HY bond pricing rises over four consecutive quarters

The weighted average yield to maturity on high-yield bonds has risen in each of the past four quarters, reaching its highest point since 2018 in a time of high volatility. Overall pricing now stands at 5.4%, with senior secureds averaging 5.9% and senior unsecureds at 4.4%.

The trend spans the ratings spectrum as yields on single and double B rated senior secured and unsecured deals have all risen 10-20% since Q1 2021.

While the overall financial markets are facing difficulties, the high-yield bond market has suffered disproportionally. The rise in pricing stems from a combination of macroeconomic factors, comprising a continued heightening of European political issues, ongoing and upcoming interest rate hikes in Europe and the US, and record inflation numbers.

Undesirable by nature

As high yield bonds are predominantly fixed rate instruments, increasing interest rates make the asset class less attractive for investors, which has led to an increase in pricing and decrease in volume.

In response, floating rate note (FRN) issuance has increased to record highs of over 25% of high yield bond activity, however this increase in a minority portion of the market has not stemmed the tide of the overall decrease in issued debt.

Over the same period, volumes have been falling from highs of EUR 46bn in 1Q21 as investors look elsewhere to generate future returns. In February, the market is heading towards its second full week without a deal pricing. This is the first time a deal has not priced in a week since March 2020, at the onset of the pandemic.

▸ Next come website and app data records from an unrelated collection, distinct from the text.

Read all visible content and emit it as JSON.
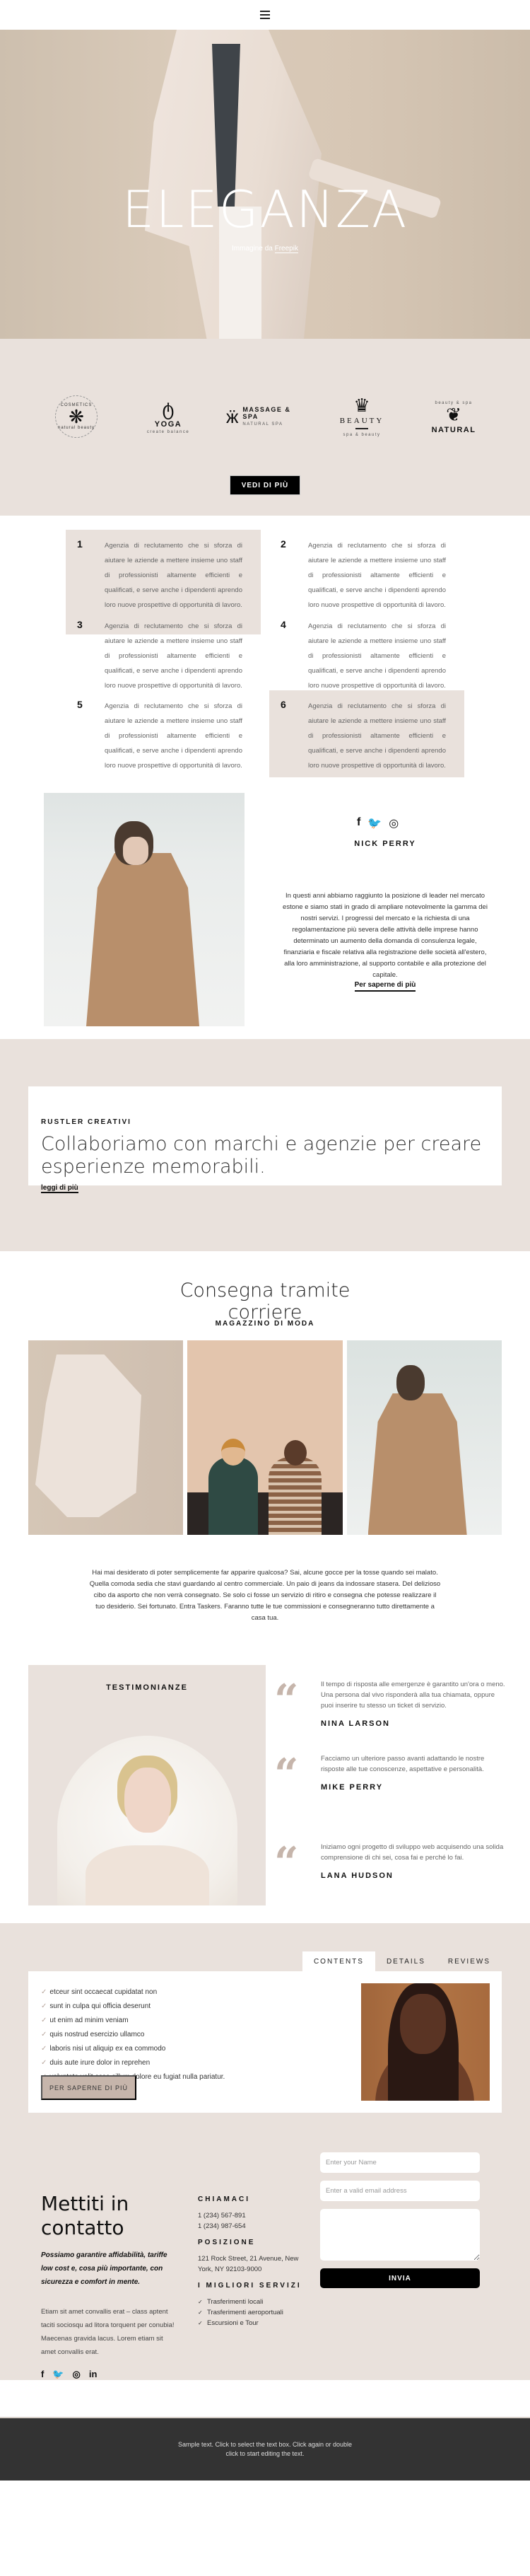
{
  "header": {
    "menu_icon": "hamburger-icon"
  },
  "hero": {
    "title": "ELEGANZA",
    "credit_prefix": "Immagine da ",
    "credit_link": "Freepik"
  },
  "logos": {
    "items": [
      {
        "name": "COSMETICS",
        "sub": "natural beauty",
        "icon": "flower-icon"
      },
      {
        "name": "YOGA",
        "sub": "create balance",
        "icon": "yoga-figure-icon"
      },
      {
        "name": "MASSAGE & SPA",
        "sub": "NATURAL SPA",
        "icon": "butterfly-figure-icon"
      },
      {
        "name": "BEAUTY",
        "sub": "spa & beauty",
        "icon": "lotus-icon"
      },
      {
        "name": "NATURAL",
        "sub": "beauty & spa",
        "icon": "leaves-figure-icon"
      }
    ],
    "cta": "VEDI DI PIÙ"
  },
  "numbered": {
    "items": [
      {
        "num": "1",
        "text": "Agenzia di reclutamento che si sforza di aiutare le aziende a mettere insieme uno staff di professionisti altamente efficienti e qualificati, e serve anche i dipendenti aprendo loro nuove prospettive di opportunità di lavoro.",
        "highlighted": true
      },
      {
        "num": "2",
        "text": "Agenzia di reclutamento che si sforza di aiutare le aziende a mettere insieme uno staff di professionisti altamente efficienti e qualificati, e serve anche i dipendenti aprendo loro nuove prospettive di opportunità di lavoro.",
        "highlighted": false
      },
      {
        "num": "3",
        "text": "Agenzia di reclutamento che si sforza di aiutare le aziende a mettere insieme uno staff di professionisti altamente efficienti e qualificati, e serve anche i dipendenti aprendo loro nuove prospettive di opportunità di lavoro.",
        "highlighted": false
      },
      {
        "num": "4",
        "text": "Agenzia di reclutamento che si sforza di aiutare le aziende a mettere insieme uno staff di professionisti altamente efficienti e qualificati, e serve anche i dipendenti aprendo loro nuove prospettive di opportunità di lavoro.",
        "highlighted": false
      },
      {
        "num": "5",
        "text": "Agenzia di reclutamento che si sforza di aiutare le aziende a mettere insieme uno staff di professionisti altamente efficienti e qualificati, e serve anche i dipendenti aprendo loro nuove prospettive di opportunità di lavoro.",
        "highlighted": false
      },
      {
        "num": "6",
        "text": "Agenzia di reclutamento che si sforza di aiutare le aziende a mettere insieme uno staff di professionisti altamente efficienti e qualificati, e serve anche i dipendenti aprendo loro nuove prospettive di opportunità di lavoro.",
        "highlighted": true
      }
    ]
  },
  "profile": {
    "social": [
      "f",
      "🐦",
      "◎"
    ],
    "name": "NICK PERRY",
    "bio": "In questi anni abbiamo raggiunto la posizione di leader nel mercato estone e siamo stati in grado di ampliare notevolmente la gamma dei nostri servizi. I progressi del mercato e la richiesta di una regolamentazione più severa delle attività delle imprese hanno determinato un aumento della domanda di consulenza legale, finanziaria e fiscale relativa alla registrazione delle società all'estero, alla loro amministrazione, al supporto contabile e alla protezione del capitale.",
    "link": "Per saperne di più"
  },
  "creative": {
    "kicker": "RUSTLER CREATIVI",
    "headline": "Collaboriamo con marchi e agenzie per creare esperienze memorabili.",
    "link": "leggi di più"
  },
  "delivery": {
    "title": "Consegna tramite corriere",
    "subtitle": "MAGAZZINO DI MODA",
    "paragraph": "Hai mai desiderato di poter semplicemente far apparire qualcosa? Sai, alcune gocce per la tosse quando sei malato. Quella comoda sedia che stavi guardando al centro commerciale. Un paio di jeans da indossare stasera. Del delizioso cibo da asporto che non verrà consegnato. Se solo ci fosse un servizio di ritiro e consegna che potesse realizzare il tuo desiderio. Sei fortunato. Entra Taskers. Faranno tutte le tue commissioni e consegneranno tutto direttamente a casa tua."
  },
  "testimonials": {
    "heading": "TESTIMONIANZE",
    "items": [
      {
        "text": "Il tempo di risposta alle emergenze è garantito un'ora o meno. Una persona dal vivo risponderà alla tua chiamata, oppure puoi inserire tu stesso un ticket di servizio.",
        "name": "NINA LARSON"
      },
      {
        "text": "Facciamo un ulteriore passo avanti adattando le nostre risposte alle tue conoscenze, aspettative e personalità.",
        "name": "MIKE PERRY"
      },
      {
        "text": "Iniziamo ogni progetto di sviluppo web acquisendo una solida comprensione di chi sei, cosa fai e perché lo fai.",
        "name": "LANA HUDSON"
      }
    ]
  },
  "tabs": {
    "labels": [
      "CONTENTS",
      "DETAILS",
      "REVIEWS"
    ],
    "active": "CONTENTS",
    "checklist": [
      "etceur sint occaecat cupidatat non",
      "sunt in culpa qui officia deserunt",
      "ut enim ad minim veniam",
      "quis nostrud esercizio ullamco",
      "laboris nisi ut aliquip ex ea commodo",
      "duis aute irure dolor in reprehen",
      "voluptate velit esse cillum dolore eu fugiat nulla pariatur."
    ],
    "button": "PER SAPERNE DI PIÙ"
  },
  "contact": {
    "title": "Mettiti in contatto",
    "lead": "Possiamo garantire affidabilità, tariffe low cost e, cosa più importante, con sicurezza e comfort in mente.",
    "body": "Etiam sit amet convallis erat – class aptent taciti sociosqu ad litora torquent per conubia! Maecenas gravida lacus. Lorem etiam sit amet convallis erat.",
    "call_heading": "CHIAMACI",
    "phones": [
      "1 (234) 567-891",
      "1 (234) 987-654"
    ],
    "location_heading": "POSIZIONE",
    "address": "121 Rock Street, 21 Avenue, New York, NY 92103-9000",
    "services_heading": "I MIGLIORI SERVIZI",
    "services": [
      "Trasferimenti locali",
      "Trasferimenti aeroportuali",
      "Escursioni e Tour"
    ],
    "social": [
      "f",
      "🐦",
      "◎",
      "in"
    ],
    "form": {
      "name_placeholder": "Enter your Name",
      "email_placeholder": "Enter a valid email address",
      "message_placeholder": "",
      "submit": "INVIA"
    }
  },
  "footer": {
    "text": "Sample text. Click to select the text box. Click again or double click to start editing the text."
  }
}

Despite the rise in yield, refinancing activity was up 81% to over EUR 6bn at the end of January versus the same period last year. In terms of overall issuance, however, the increase in refinancing is paddling against the tide of downwards trends. The lack of new money activity has resulted in an overall 29% decrease year-on-year, to EUR 10.5bn.